A vivid example is a painting he produced with emotional intensity the night that Gilad Shalit was released from prison. Shalit, an IDF soldier who was abducted by Hamas terrorists in 2006, was held in prison until October, 2011 when he was finally released in a prisoner exchange. Givati rarely expressed his political views verbally, choosing rather to express them passionately through his art, leaving it to the viewer to discern.
Though Givati tragically died before he was to open the exhibition, his supporters decided to proceed despite his untimely passing. “Having worked closely with Moshe during the last six months of his life, I could plainly see how planning the present exhibition in New York surged him with a creative vitality,” said Deena Lusky, curator of the exhibition. “He continued to paint excessively during his every waking moment until his tragic death,” Lusky recalled.
Givati was regarded as a true Jew and true Israeli, deeply connected to, yet simultaneously ambivalent about, his roots and Jewish heritage. He led a peripatetic life, living and working on Kibbutz Shamir in Upper Galilee, in the artist’s colony Ein Hod in the 70s, and later Haifa. He also spent time in New York, France, Italy, Holland and Germany. He travelled the world but his heart and soul, however conflicted, remained in Israel until his passing this past April.

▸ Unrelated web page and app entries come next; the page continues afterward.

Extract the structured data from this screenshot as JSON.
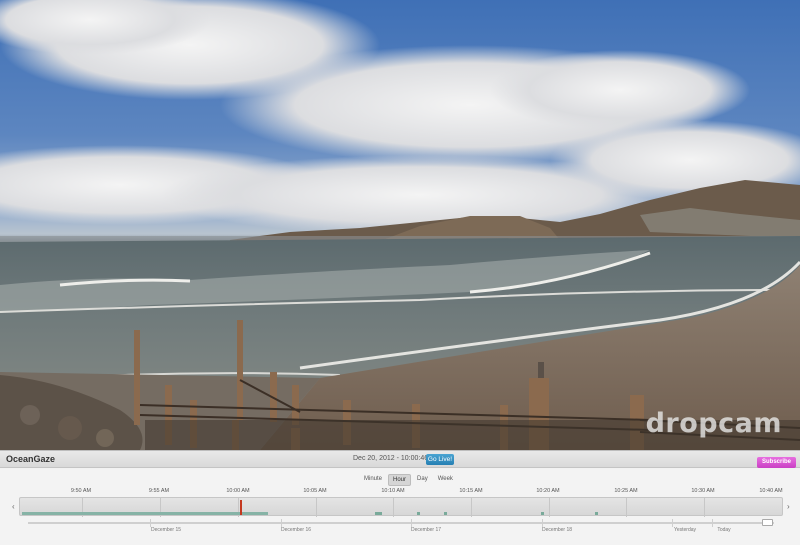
{
  "camera": {
    "watermark": "dropcam"
  },
  "infobar": {
    "camera_name": "OceanGaze",
    "datetime": "Dec 20, 2012 - 10:00:46 AM",
    "go_live_label": "Go Live!",
    "subscribe_label": "Subscribe"
  },
  "timeline": {
    "zoom_options": [
      "Minute",
      "Hour",
      "Day",
      "Week"
    ],
    "zoom_selected": "Hour",
    "time_labels": [
      "9:50 AM",
      "9:55 AM",
      "10:00 AM",
      "10:05 AM",
      "10:10 AM",
      "10:15 AM",
      "10:20 AM",
      "10:25 AM",
      "10:30 AM",
      "10:40 AM"
    ],
    "day_labels": [
      "December 15",
      "December 16",
      "December 17",
      "December 18",
      "Yesterday",
      "Today"
    ],
    "recording_color": "#86b3a6",
    "playhead_color": "#c4381f"
  },
  "icons": {
    "prev": "chevron-left-icon",
    "next": "chevron-right-icon"
  }
}
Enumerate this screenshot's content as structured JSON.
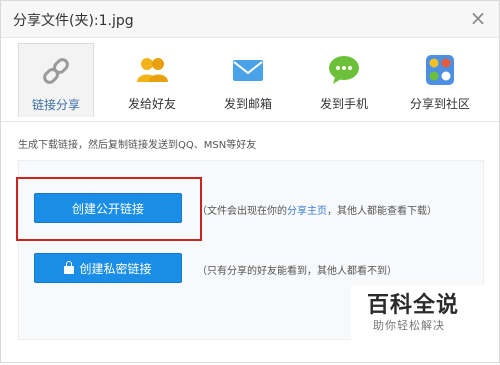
{
  "dialog": {
    "title": "分享文件(夹):1.jpg",
    "close_label": "×"
  },
  "tabs": [
    {
      "label": "链接分享",
      "icon": "link-icon",
      "active": true
    },
    {
      "label": "发给好友",
      "icon": "friends-icon",
      "active": false
    },
    {
      "label": "发到邮箱",
      "icon": "mail-icon",
      "active": false
    },
    {
      "label": "发到手机",
      "icon": "chat-bubble-icon",
      "active": false
    },
    {
      "label": "分享到社区",
      "icon": "community-icon",
      "active": false
    }
  ],
  "panel": {
    "hint": "生成下载链接，然后复制链接发送到QQ、MSN等好友",
    "public_button": "创建公开链接",
    "public_desc_before": "（文件会出现在你的",
    "public_desc_link": "分享主页",
    "public_desc_after": "，其他人都能查看下载）",
    "private_button": "创建私密链接",
    "private_desc": "（只有分享的好友能看到，其他人都看不到）"
  },
  "watermark": {
    "title": "百科全说",
    "subtitle": "助你轻松解决"
  },
  "colors": {
    "primary_button": "#1a8ee6",
    "highlight_box": "#c8251f",
    "active_tab_text": "#3b6ea8"
  }
}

His work could be characterized as haunting, searching, and dramatic, full of originality, bursts of color and compelling abstract images. His paintings depict the soul of an artist who is alternatively conflicted, at times perhaps tormented about his spirituality and at times absolutely devoted to it. In New York, after a period of living a secular life, he became involved with the Chabad movement becoming a baal teshuva. He then veered from being deeply committed to his Yiddishkeit to becoming angry at God at the end of his life, flinging off his faith and demanding a secular funeral. The inconsistency that defined his religion also defined his lifestyle. Givati struggled with periods of addiction to drinking and drugs. The result was that he ended up homeless for a time. He was eventually rescued by an art collector who provided him a place to live and a stipend. Givati new quarters, hotel rooms provided him the opportunity to focus on art, and depicting his at times chaotic mind and soul on the “white cloths”, his term for the canvas.

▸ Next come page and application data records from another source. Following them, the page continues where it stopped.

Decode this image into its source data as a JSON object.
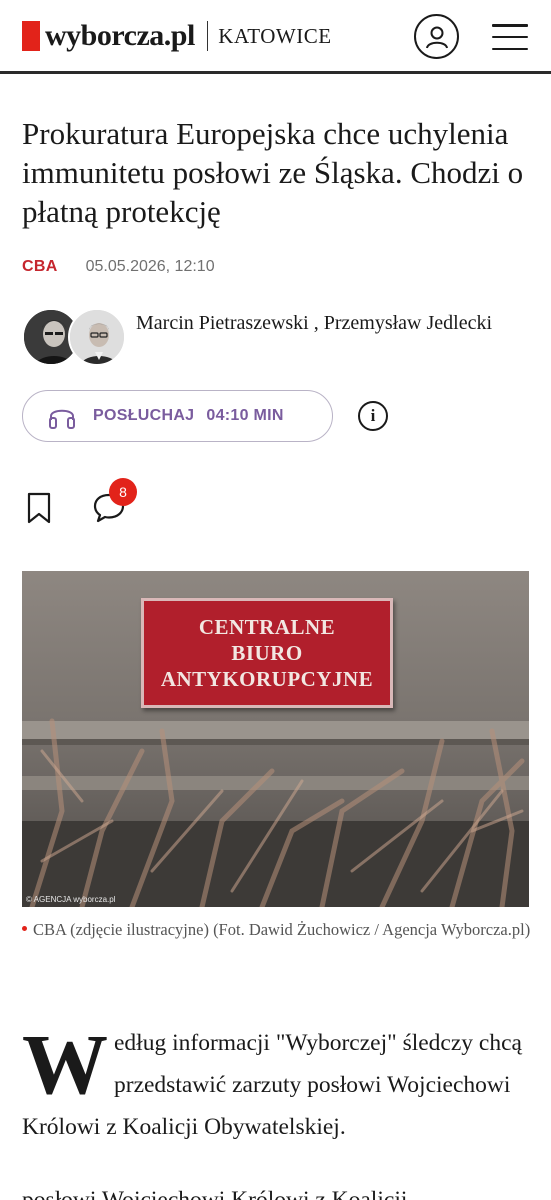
{
  "header": {
    "logo_text": "wyborcza.pl",
    "section": "KATOWICE",
    "brand_color": "#e2231a"
  },
  "article": {
    "headline": "Prokuratura Europejska chce uchylenia immunitetu posłowi ze Śląska. Chodzi o płatną protekcję",
    "category": "CBA",
    "date": "05.05.2026, 12:10",
    "authors": "Marcin Pietraszewski , Przemysław Jedlecki",
    "listen_label": "POSŁUCHAJ",
    "listen_duration": "04:10 MIN",
    "comment_count": "8",
    "photo": {
      "sign_lines": [
        "CENTRALNE",
        "BIURO",
        "ANTYKORUPCYJNE"
      ],
      "credit": "© AGENCJA wyborcza.pl"
    },
    "caption": "CBA (zdjęcie ilustracyjne) (Fot. Dawid Żuchowicz / Agencja Wyborcza.pl)",
    "body_dropcap": "W",
    "body_text": "edług informacji \"Wyborczej\" śledczy chcą przedstawić zarzuty posłowi Wojciechowi Królowi z Koalicji Obywatelskiej.",
    "body_next_line": "posłowi Wojciechowi Królowi z Koalicji"
  },
  "icons": {
    "user": "user-icon",
    "menu": "hamburger-menu-icon",
    "headphones": "headphones-icon",
    "info": "info-icon",
    "bookmark": "bookmark-icon",
    "comment": "comment-icon"
  },
  "colors": {
    "category": "#c5262e",
    "listen": "#7a5c9e",
    "badge": "#e2231a"
  }
}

It was during this time that Givati painted most of the paintings currently on exhibit in New York. The paintings, mostly of horses, is said to be based on the famous Broadway play “Equus.” “Givati watched Equus twice, one day after another – once with Richard Burton and once with Tom Courtney, the two actors who shared the part,” recollected Hana Kofler, a well-known Israeli curator and an expert on Givati’s paintings. “This inspired Givati to return to the horse motif when he painted his next series, and appeared in several variations throughout his works,” continued Kofler.

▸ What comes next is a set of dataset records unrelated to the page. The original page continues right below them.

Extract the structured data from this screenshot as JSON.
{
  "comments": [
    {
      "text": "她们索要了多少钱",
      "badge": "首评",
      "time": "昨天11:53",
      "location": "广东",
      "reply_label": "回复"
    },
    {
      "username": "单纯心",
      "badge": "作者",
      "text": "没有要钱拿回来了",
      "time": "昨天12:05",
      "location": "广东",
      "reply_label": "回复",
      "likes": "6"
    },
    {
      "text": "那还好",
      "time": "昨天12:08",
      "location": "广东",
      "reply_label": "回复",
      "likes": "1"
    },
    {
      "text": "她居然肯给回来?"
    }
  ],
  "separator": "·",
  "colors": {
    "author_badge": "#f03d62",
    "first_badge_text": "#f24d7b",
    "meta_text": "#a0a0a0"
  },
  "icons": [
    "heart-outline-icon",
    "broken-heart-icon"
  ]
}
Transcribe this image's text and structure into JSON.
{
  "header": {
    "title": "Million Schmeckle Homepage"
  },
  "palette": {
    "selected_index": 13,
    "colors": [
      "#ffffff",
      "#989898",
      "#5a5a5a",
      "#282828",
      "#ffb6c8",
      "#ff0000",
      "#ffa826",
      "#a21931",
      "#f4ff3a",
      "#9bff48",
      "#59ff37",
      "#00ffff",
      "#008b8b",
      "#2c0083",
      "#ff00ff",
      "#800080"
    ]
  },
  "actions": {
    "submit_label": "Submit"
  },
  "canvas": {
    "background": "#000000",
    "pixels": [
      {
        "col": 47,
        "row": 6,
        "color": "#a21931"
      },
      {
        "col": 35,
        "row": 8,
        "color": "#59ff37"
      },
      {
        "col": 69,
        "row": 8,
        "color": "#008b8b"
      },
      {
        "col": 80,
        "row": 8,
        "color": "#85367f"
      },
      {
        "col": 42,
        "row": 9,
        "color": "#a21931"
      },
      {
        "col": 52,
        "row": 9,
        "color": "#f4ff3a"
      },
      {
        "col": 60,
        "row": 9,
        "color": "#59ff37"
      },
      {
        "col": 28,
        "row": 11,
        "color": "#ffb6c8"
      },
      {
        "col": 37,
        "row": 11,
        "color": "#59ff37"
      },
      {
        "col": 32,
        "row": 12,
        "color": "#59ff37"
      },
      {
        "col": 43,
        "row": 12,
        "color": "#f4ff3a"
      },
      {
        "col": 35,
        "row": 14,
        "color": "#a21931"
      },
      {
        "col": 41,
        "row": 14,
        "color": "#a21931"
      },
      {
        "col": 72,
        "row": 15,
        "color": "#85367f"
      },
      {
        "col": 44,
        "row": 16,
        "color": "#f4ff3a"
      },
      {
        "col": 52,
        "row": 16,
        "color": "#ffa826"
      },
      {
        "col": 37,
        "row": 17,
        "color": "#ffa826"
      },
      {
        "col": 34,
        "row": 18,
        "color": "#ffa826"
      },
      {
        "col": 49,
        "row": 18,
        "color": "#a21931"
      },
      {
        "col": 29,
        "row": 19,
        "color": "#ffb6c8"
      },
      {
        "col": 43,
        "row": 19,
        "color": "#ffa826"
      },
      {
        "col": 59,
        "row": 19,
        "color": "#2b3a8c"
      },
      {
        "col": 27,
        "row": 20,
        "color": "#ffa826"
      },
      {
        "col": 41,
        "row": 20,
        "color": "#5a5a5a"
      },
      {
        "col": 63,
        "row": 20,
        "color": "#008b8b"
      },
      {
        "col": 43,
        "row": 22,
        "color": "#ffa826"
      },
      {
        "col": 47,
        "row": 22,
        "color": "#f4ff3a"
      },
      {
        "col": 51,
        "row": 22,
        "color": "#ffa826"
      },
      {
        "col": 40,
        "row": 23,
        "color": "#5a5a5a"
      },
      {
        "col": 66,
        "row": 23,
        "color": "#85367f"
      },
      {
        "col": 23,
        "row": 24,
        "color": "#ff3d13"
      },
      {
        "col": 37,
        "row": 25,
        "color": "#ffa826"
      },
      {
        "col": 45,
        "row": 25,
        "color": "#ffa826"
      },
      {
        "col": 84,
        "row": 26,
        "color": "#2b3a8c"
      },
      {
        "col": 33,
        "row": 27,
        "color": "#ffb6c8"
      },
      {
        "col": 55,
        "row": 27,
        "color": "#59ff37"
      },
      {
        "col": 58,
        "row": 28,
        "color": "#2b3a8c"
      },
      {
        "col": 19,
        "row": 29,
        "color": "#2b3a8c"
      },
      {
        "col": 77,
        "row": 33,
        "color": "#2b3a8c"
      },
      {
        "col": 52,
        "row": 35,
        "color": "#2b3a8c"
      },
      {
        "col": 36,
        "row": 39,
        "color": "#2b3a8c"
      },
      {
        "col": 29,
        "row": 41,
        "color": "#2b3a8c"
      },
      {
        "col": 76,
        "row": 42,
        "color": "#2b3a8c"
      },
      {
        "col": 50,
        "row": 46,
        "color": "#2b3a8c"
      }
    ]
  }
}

While the horses of Equus were the main theme of Givati’s last paintings, he continued to stay connected to his roots and create art based on the biblical stories. Looking closely at his paintings, one can see clear hints at Givati’s traditions including works that depicted the Binding of Isaac, Joseph’s coat of stripped colors (on a horse of course), and Jonah and the whale..
While he was influenced by the work of artist Larry Rivers, Givati remained unconfined by a specific, narrow style. He said that he painted things that happened inside him and expressed this in his work. This is clearly revealed when looking at his work. It shows a dynamic and wonderful use of color and abstract form, punctuated with diaphanous hues across the spectrum, emanating contemplative spirituality, explosive energy and many variations of feeling in between. One can easily sense the vicissitudes of Givati’s emotions, and the internal interplay of feeling, thought and experiences, driven by the emotional highs and lows that frequently punctuated his turbulent life.
Givati’s series Equus Ambiguity is an apt representation of Givati’s intense emotions and his struggle to find meaning and understanding. The series is based on his favorite play Equus about a boy who inexplicably blinds six horses and a psychiatrist’s analysis of why it happened. Through the vivid, dynamic images Givati seems to be searching for meaning of suffering and why people inflict it. In the midst of spiritual ambiguity Givati sought concrete answers through his art; explanation by way of creation.
By any standard, Givati was a true artist, one who embraced the creative act of painting with trepidation and struggle, with joy and devotion; he lived his life with absolute passion and suffered with passion. The result is evident in his highly emotional, visibly compelling work that evokes the heart and soul of a person who was compelled to create, driven by a search for something he could never really define. This journey makes his paintings all the more interesting, dynamic and intense.
Visitors to Jadite Galleries will have the wonderful opportunity to experience this passion at the exhibit until June 30th.
Jadite Galleries (www.jadite.com), is located at 413 West 50th Street in New York City.